Overproduction weighs on cement makers
Cement manufacturers are going through a very challenging time because of an unhealthy competition caused by overproduction, market players said yesterday.
There are 37 active cement factories in Bangladesh with a combined production capacity of 58 million tonnes per year against a demand of 33 million tonnes, meaning the capacity exceeds the demand by about 43 percent.
“The sector has run into trouble because of the unhealthy competition among the manufacturers and excess production than the demand,” said Alamgir Kabir, managing director of Crown Cement.
He made the comments while talking to The Daily Star at a three-day conference styled “Intercem Dhaka” organised by Intercem, a UK-based organisation, at Le Méridien Dhaka.
Founded in 1985, Intercem is the global leader in events devoted to market developments, production, trading, transportation and handling of cement and related products. More than 300 delegates from 30 countries are attending the event.
While moderating different sessions, Malcolm Shelbourne, chief executive officer of Intercem, said the demand for cement in Bangladesh has grown 10 percent year-on-year in the last one decade, but per capita consumption was still at a relatively low level of 166 kilogrammes.
Kabir, also president of Bangladesh Cement Manufacturers Association, said major market players may also face losses in the face of the unhealthy competition.
“It will take at least four years to get rid of the unhealthy competition as the demand will increase,” he said, adding that per capita cement consumption will stand at 250kg in 2020.
Zahir Uddin Ahmed, managing director of Confidence Cement, said the industry was running at 55 to 57 percent of the capacity which is below the level needed to reach break-even. “This is alarming for the sector,” he said, adding that the sector would need at least four years to ensure 100 percent use of the capacity.
Ahmed said mega projects undertaken by the government and rapid urbanisation were steering the growth of the sector.
Mohammed Amirul Haque, managing director of Premier Cement, said over-production may cause trouble for the market as competition would accelerate.
Ikram Ahmed Khan, managing director of Shun Shing Group, Hong Kong, sees good potential for the cement sector as the government was implementing a number of infrastructure projects where cement is one of the major raw materials.
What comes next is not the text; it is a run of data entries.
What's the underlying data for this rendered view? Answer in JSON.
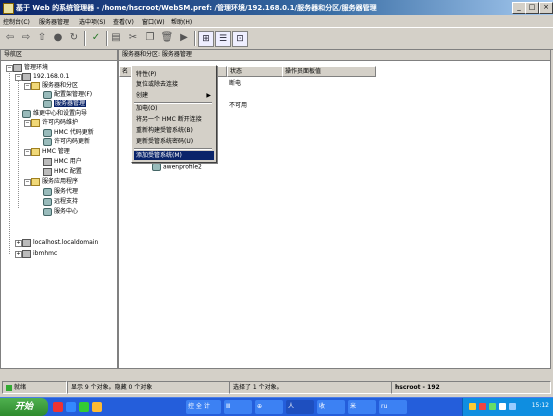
{
  "window": {
    "title": "基于 Web 的系统管理器 - /home/hscroot/WebSM.pref: /管理环境/192.168.0.1/服务器和分区/服务器管理",
    "minimize": "_",
    "maximize": "□",
    "close": "×"
  },
  "menubar": {
    "items": [
      "控制台(C)",
      "服务器管理",
      "选中项(S)",
      "查看(V)",
      "窗口(W)",
      "帮助(H)"
    ]
  },
  "toolbar": {
    "icons": [
      "back-arrow-icon",
      "forward-arrow-icon",
      "up-icon",
      "stop-icon",
      "refresh-icon",
      "check-icon",
      "properties-icon",
      "cut-icon",
      "copy-icon",
      "delete-icon",
      "run-icon",
      "tree-view-icon",
      "details-view-icon",
      "icons-view-icon"
    ]
  },
  "nav": {
    "header": "导航区",
    "tree": [
      {
        "label": "管理环境",
        "expander": "−"
      },
      {
        "label": "192.168.0.1",
        "expander": "−"
      },
      {
        "label": "服务器和分区",
        "expander": "−"
      },
      {
        "label": "配置架管理(F)"
      },
      {
        "label": "服务器管理",
        "selected": true
      },
      {
        "label": "维更中心和设置向导"
      },
      {
        "label": "许可内码维护",
        "expander": "−"
      },
      {
        "label": "HMC 代码更新"
      },
      {
        "label": "许可内码更新"
      },
      {
        "label": "HMC 管理",
        "expander": "−"
      },
      {
        "label": "HMC 用户"
      },
      {
        "label": "HMC 配置"
      },
      {
        "label": "服务应用程序",
        "expander": "−"
      },
      {
        "label": "服务代理"
      },
      {
        "label": "远程支持"
      },
      {
        "label": "服务中心"
      },
      {
        "label": "localhost.localdomain",
        "expander": "+"
      },
      {
        "label": "ibmhmc",
        "expander": "+"
      }
    ]
  },
  "content": {
    "header": "服务器和分区: 服务器管理",
    "columns": [
      "名",
      "状态",
      "操作员面板值"
    ],
    "status_values": [
      "断电",
      "不可用"
    ],
    "profile_item": "awenprofile2"
  },
  "context_menu": {
    "items": [
      {
        "label": "特性(P)"
      },
      {
        "label": "复位或除去连接"
      },
      {
        "label": "创建",
        "submenu": "▶"
      },
      {
        "label": "加电(O)"
      },
      {
        "label": "将另一个 HMC 断开连接"
      },
      {
        "label": "重新构建受管系统(B)"
      },
      {
        "label": "更新受管系统密码(U)"
      },
      {
        "label": "添加受管系统(M)",
        "highlighted": true
      }
    ]
  },
  "statusbar": {
    "ready": "就绪",
    "objects_shown": "显示 9 个对象。隐藏 0 个对象",
    "selected": "选择了 1 个对象。",
    "user_host": "hscroot - 192"
  },
  "taskbar": {
    "start": "开始",
    "tasks": [
      "控 全 计",
      "Ⅲ",
      "⊕",
      "人",
      "收",
      "米",
      "ru"
    ],
    "clock": "15:12"
  }
}
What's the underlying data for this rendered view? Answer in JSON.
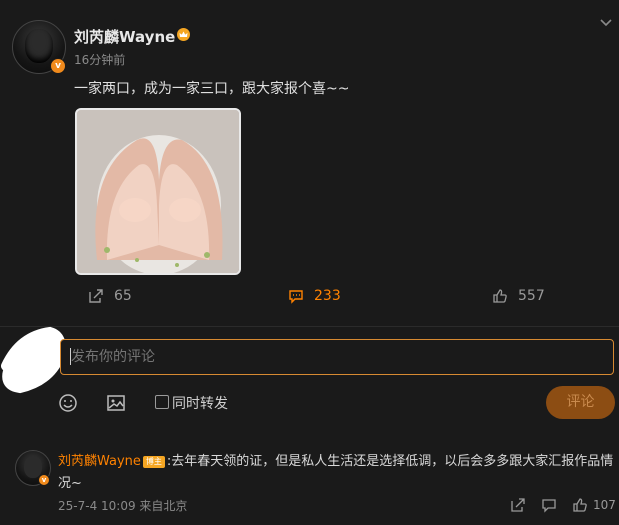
{
  "post": {
    "author": "刘芮麟Wayne",
    "verified_badge": "v",
    "time": "16分钟前",
    "text": "一家两口，成为一家三口，跟大家报个喜~~",
    "photo_icon": "baby-hands-heart-photo"
  },
  "actions": {
    "share_count": "65",
    "comment_count": "233",
    "like_count": "557"
  },
  "comment_box": {
    "placeholder": "发布你的评论",
    "repost_label": "同时转发",
    "submit_label": "评论"
  },
  "comment": {
    "author": "刘芮麟Wayne",
    "tag": "博主",
    "text": ":去年春天领的证，但是私人生活还是选择低调，以后会多多跟大家汇报作品情况~",
    "meta": "25-7-4 10:09 来自北京",
    "like_count": "107"
  },
  "colors": {
    "background": "#1a1a1a",
    "accent": "#ff8200",
    "submit_bg": "#8c4d13"
  }
}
For example, he said, the under construction Padma bridge project will consume 3 million tonnes of cement alone. Other mega projects will also need a huge amount of the key construction material. Khan said Bangladesh used to import 95 percent of its cement in 1990, but now the entire demand is met by the local industry, which has been growing by 15.6 percent over the last few years.
The market size of the sector is around $3 billion, or Tk 25,500 crore. Manufacturers have invested more than Tk 30,000 crore in the sector. Local companies are dominating the market. Of the total consumption, individuals account for 25 percent, real estate companies and developers 30 percent and the government 45 percent.